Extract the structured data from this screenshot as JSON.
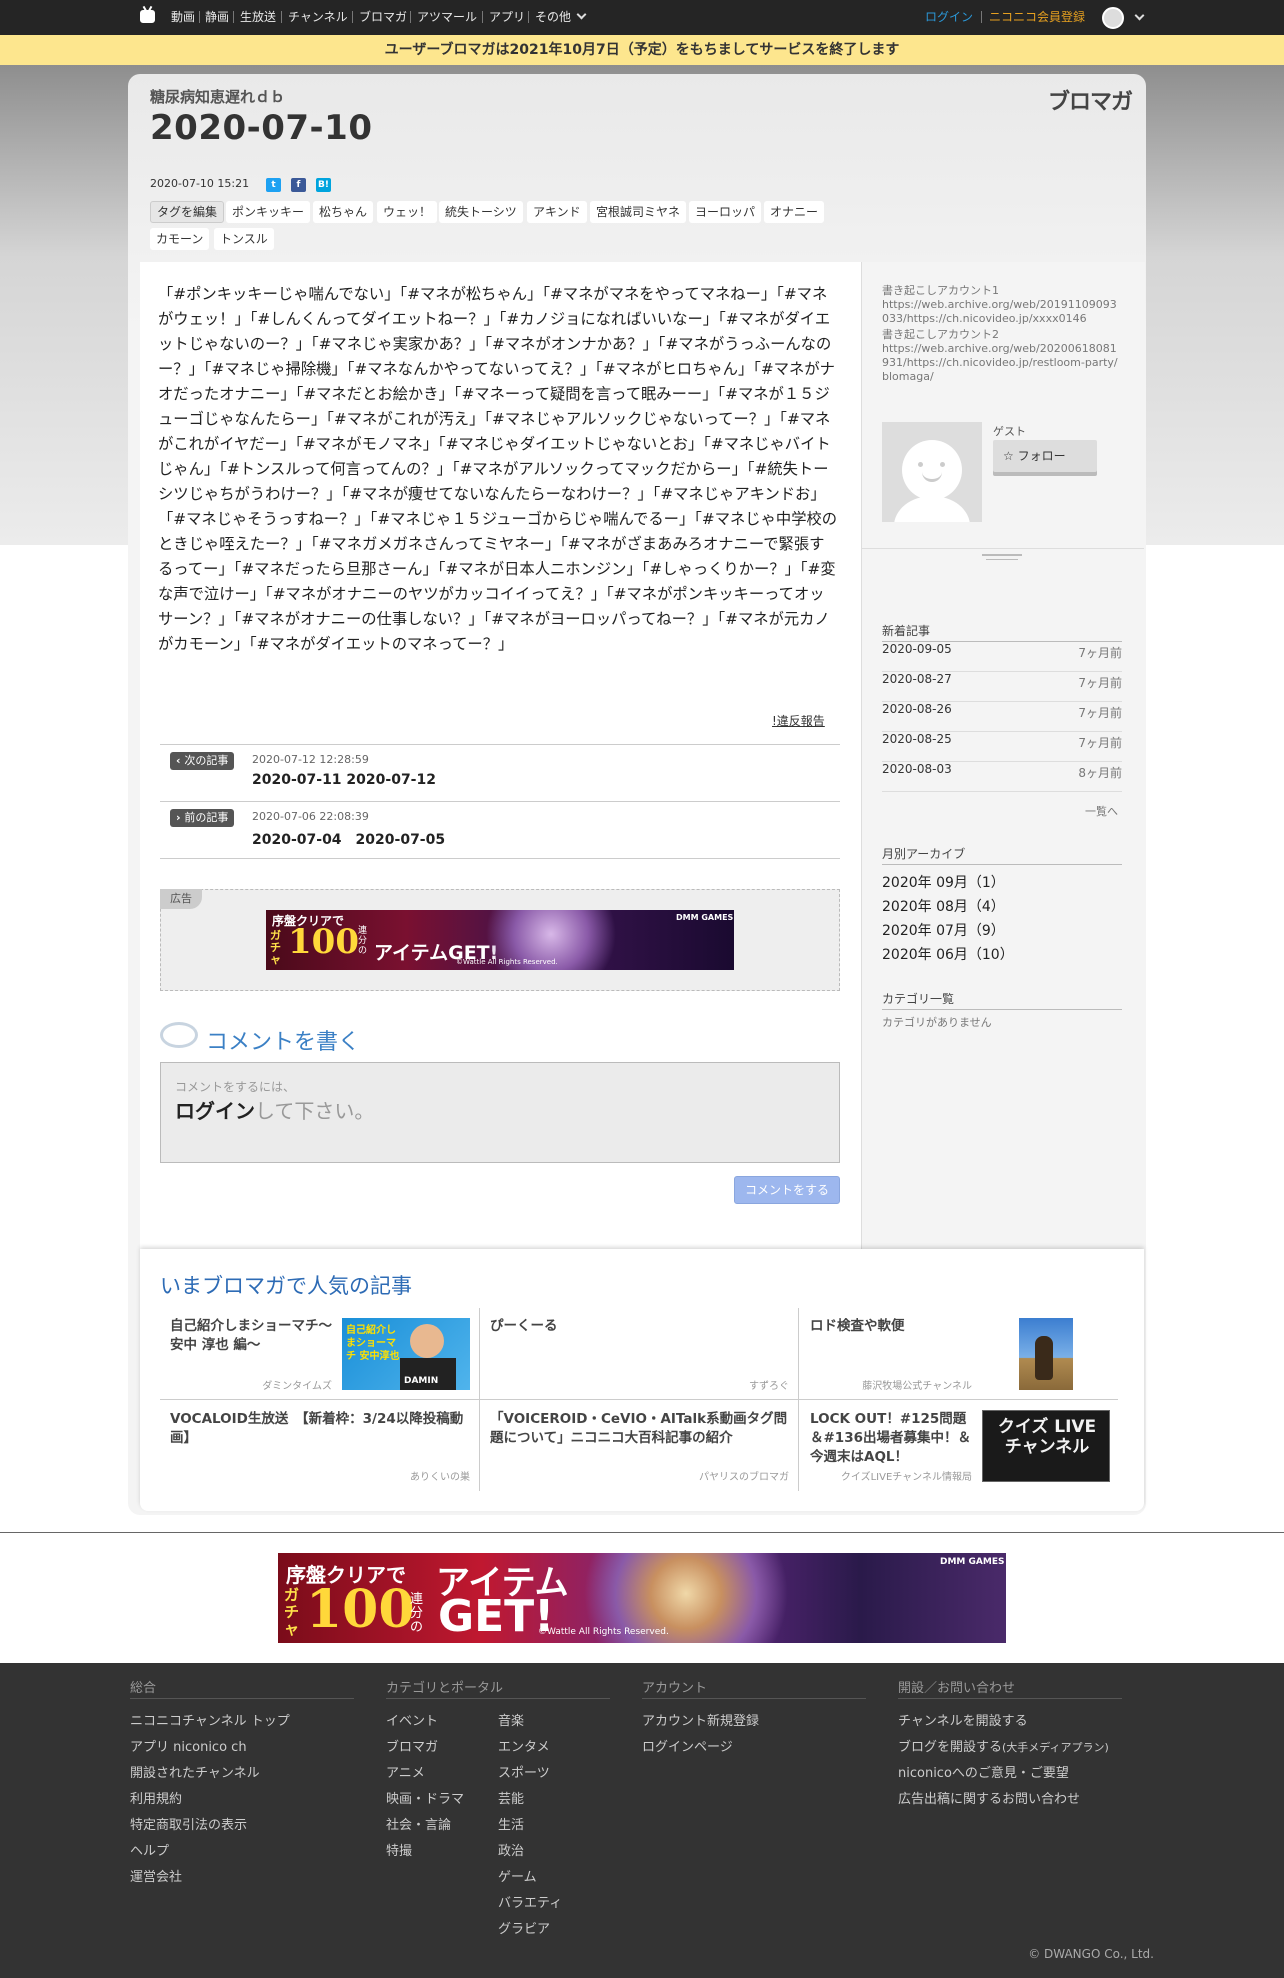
{
  "topnav": {
    "items": [
      "動画",
      "静画",
      "生放送",
      "チャンネル",
      "ブロマガ",
      "アツマール",
      "アプリ",
      "その他"
    ],
    "login": "ログイン",
    "register": "ニコニコ会員登録"
  },
  "notice": "ユーザーブロマガは2021年10月7日（予定）をもちましてサービスを終了します",
  "blog": {
    "owner": "糖尿病知恵遅れｄｂ",
    "logo": "ブロマガ",
    "title": "2020-07-10",
    "datetime": "2020-07-10 15:21",
    "tag_edit": "タグを編集",
    "tags": [
      "ポンキッキー",
      "松ちゃん",
      "ウェッ！",
      "統失トーシツ",
      "アキンド",
      "宮根誠司ミヤネ",
      "ヨーロッパ",
      "オナニー",
      "カモーン",
      "トンスル"
    ],
    "body": "「#ポンキッキーじゃ喘んでない」「#マネが松ちゃん」「#マネがマネをやってマネねー」「#マネがウェッ！」「#しんくんってダイエットねー？」「#カノジョになればいいなー」「#マネがダイエットじゃないのー？」「#マネじゃ実家かあ？」「#マネがオンナかあ？」「#マネがうっふーんなのー？」「#マネじゃ掃除機」「#マネなんかやってないってえ？」「#マネがヒロちゃん」「#マネがナオだったオナニー」「#マネだとお絵かき」「#マネーって疑問を言って眠みーー」「#マネが１５ジューゴじゃなんたらー」「#マネがこれが汚え」「#マネじゃアルソックじゃないってー？」「#マネがこれがイヤだー」「#マネがモノマネ」「#マネじゃダイエットじゃないとお」「#マネじゃバイトじゃん」「#トンスルって何言ってんの？」「#マネがアルソックってマックだからー」「#統失トーシツじゃちがうわけー？」「#マネが痩せてないなんたらーなわけー？」「#マネじゃアキンドお」「#マネじゃそうっすねー？」「#マネじゃ１５ジューゴからじゃ喘んでるー」「#マネじゃ中学校のときじゃ咥えたー？」「#マネガメガネさんってミヤネー」「#マネがざまあみろオナニーで緊張するってー」「#マネだったら旦那さーん」「#マネが日本人ニホンジン」「#しゃっくりかー？」「#変な声で泣けー」「#マネがオナニーのヤツがカッコイイってえ？」「#マネがポンキッキーってオッサーン？」「#マネがオナニーの仕事しない？」「#マネがヨーロッパってねー？」「#マネが元カノがカモーン」「#マネがダイエットのマネってー？」",
    "report": "!違反報告",
    "next": {
      "badge": "次の記事",
      "meta": "2020-07-12 12:28:59",
      "title": "2020-07-11 2020-07-12"
    },
    "prev": {
      "badge": "前の記事",
      "meta": "2020-07-06 22:08:39",
      "title": "2020-07-04　2020-07-05"
    },
    "ad_label": "広告"
  },
  "comment": {
    "heading": "コメントを書く",
    "hint": "コメントをするには、",
    "login_word": "ログイン",
    "login_rest": "して下さい。",
    "button": "コメントをする"
  },
  "banner_small": {
    "line1": "序盤クリアで",
    "gacha": "ガチャ",
    "num": "100",
    "unit": "連分の",
    "get": "アイテムGET!",
    "copy": "©Wattle All Rights Reserved.",
    "brand": "DMM GAMES"
  },
  "banner_large": {
    "line1": "序盤クリアで",
    "gacha": "ガチャ",
    "num": "100",
    "unit": "連分の",
    "item": "アイテム",
    "get": "GET!",
    "copy": "©Wattle All Rights Reserved.",
    "brand": "DMM GAMES"
  },
  "sidebar": {
    "accounts": [
      {
        "label": "書き起こしアカウント1",
        "url": "https://web.archive.org/web/20191109093033/https://ch.nicovideo.jp/xxxx0146"
      },
      {
        "label": "書き起こしアカウント2",
        "url": "https://web.archive.org/web/20200618081931/https://ch.nicovideo.jp/restloom-party/blomaga/"
      }
    ],
    "guest": "ゲスト",
    "follow": "フォロー",
    "new_heading": "新着記事",
    "new_posts": [
      {
        "date": "2020-09-05",
        "ago": "7ヶ月前"
      },
      {
        "date": "2020-08-27",
        "ago": "7ヶ月前"
      },
      {
        "date": "2020-08-26",
        "ago": "7ヶ月前"
      },
      {
        "date": "2020-08-25",
        "ago": "7ヶ月前"
      },
      {
        "date": "2020-08-03",
        "ago": "8ヶ月前"
      }
    ],
    "more": "一覧へ",
    "archive_heading": "月別アーカイブ",
    "archives": [
      "2020年 09月（1）",
      "2020年 08月（4）",
      "2020年 07月（9）",
      "2020年 06月（10）"
    ],
    "category_heading": "カテゴリ一覧",
    "category_empty": "カテゴリがありません"
  },
  "popular": {
    "heading": "いまブロマガで人気の記事",
    "items": [
      {
        "title": "自己紹介しまショーマチ〜安中 淳也 編〜",
        "source": "ダミンタイムズ",
        "thumb_text": "自己紹介しまショーマチ 安中淳也",
        "thumb_shirt": "DAMIN"
      },
      {
        "title": "ぴーくーる",
        "source": "すずろぐ"
      },
      {
        "title": "ロド検査や軟便",
        "source": "藤沢牧場公式チャンネル"
      },
      {
        "title": "VOCALOID生放送　【新着枠：3/24以降投稿動画】",
        "source": "ありくいの巣"
      },
      {
        "title": "「VOICEROID・CeVIO・AITalk系動画タグ問題について」ニコニコ大百科記事の紹介",
        "source": "パヤリスのブロマガ"
      },
      {
        "title": "LOCK OUT！#125問題＆#136出場者募集中！＆今週末はAQL！",
        "source": "クイズLIVEチャンネル情報局",
        "thumb_text": "クイズ LIVE チャンネル"
      }
    ]
  },
  "footer": {
    "col1": {
      "heading": "総合",
      "links": [
        "ニコニコチャンネル トップ",
        "アプリ niconico ch",
        "開設されたチャンネル",
        "利用規約",
        "特定商取引法の表示",
        "ヘルプ",
        "運営会社"
      ]
    },
    "col2": {
      "heading": "カテゴリとポータル",
      "left": [
        "イベント",
        "ブロマガ",
        "アニメ",
        "映画・ドラマ",
        "社会・言論",
        "特撮"
      ],
      "right": [
        "音楽",
        "エンタメ",
        "スポーツ",
        "芸能",
        "生活",
        "政治",
        "ゲーム",
        "バラエティ",
        "グラビア"
      ]
    },
    "col3": {
      "heading": "アカウント",
      "links": [
        "アカウント新規登録",
        "ログインページ"
      ]
    },
    "col4": {
      "heading": "開設／お問い合わせ",
      "links": [
        "チャンネルを開設する",
        "ブログを開設する",
        "niconicoへのご意見・ご要望",
        "広告出稿に関するお問い合わせ"
      ],
      "small": "(大手メディアプラン)"
    },
    "copyright": "© DWANGO Co., Ltd."
  }
}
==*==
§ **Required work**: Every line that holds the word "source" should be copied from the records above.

§ **Answer area**:
        "source": "ダミンタイムズ",
        "source": "すずろぐ"
        "source": "藤沢牧場公式チャンネル"
        "source": "ありくいの巣"
        "source": "パヤリスのブロマガ"
        "source": "クイズLIVEチャンネル情報局",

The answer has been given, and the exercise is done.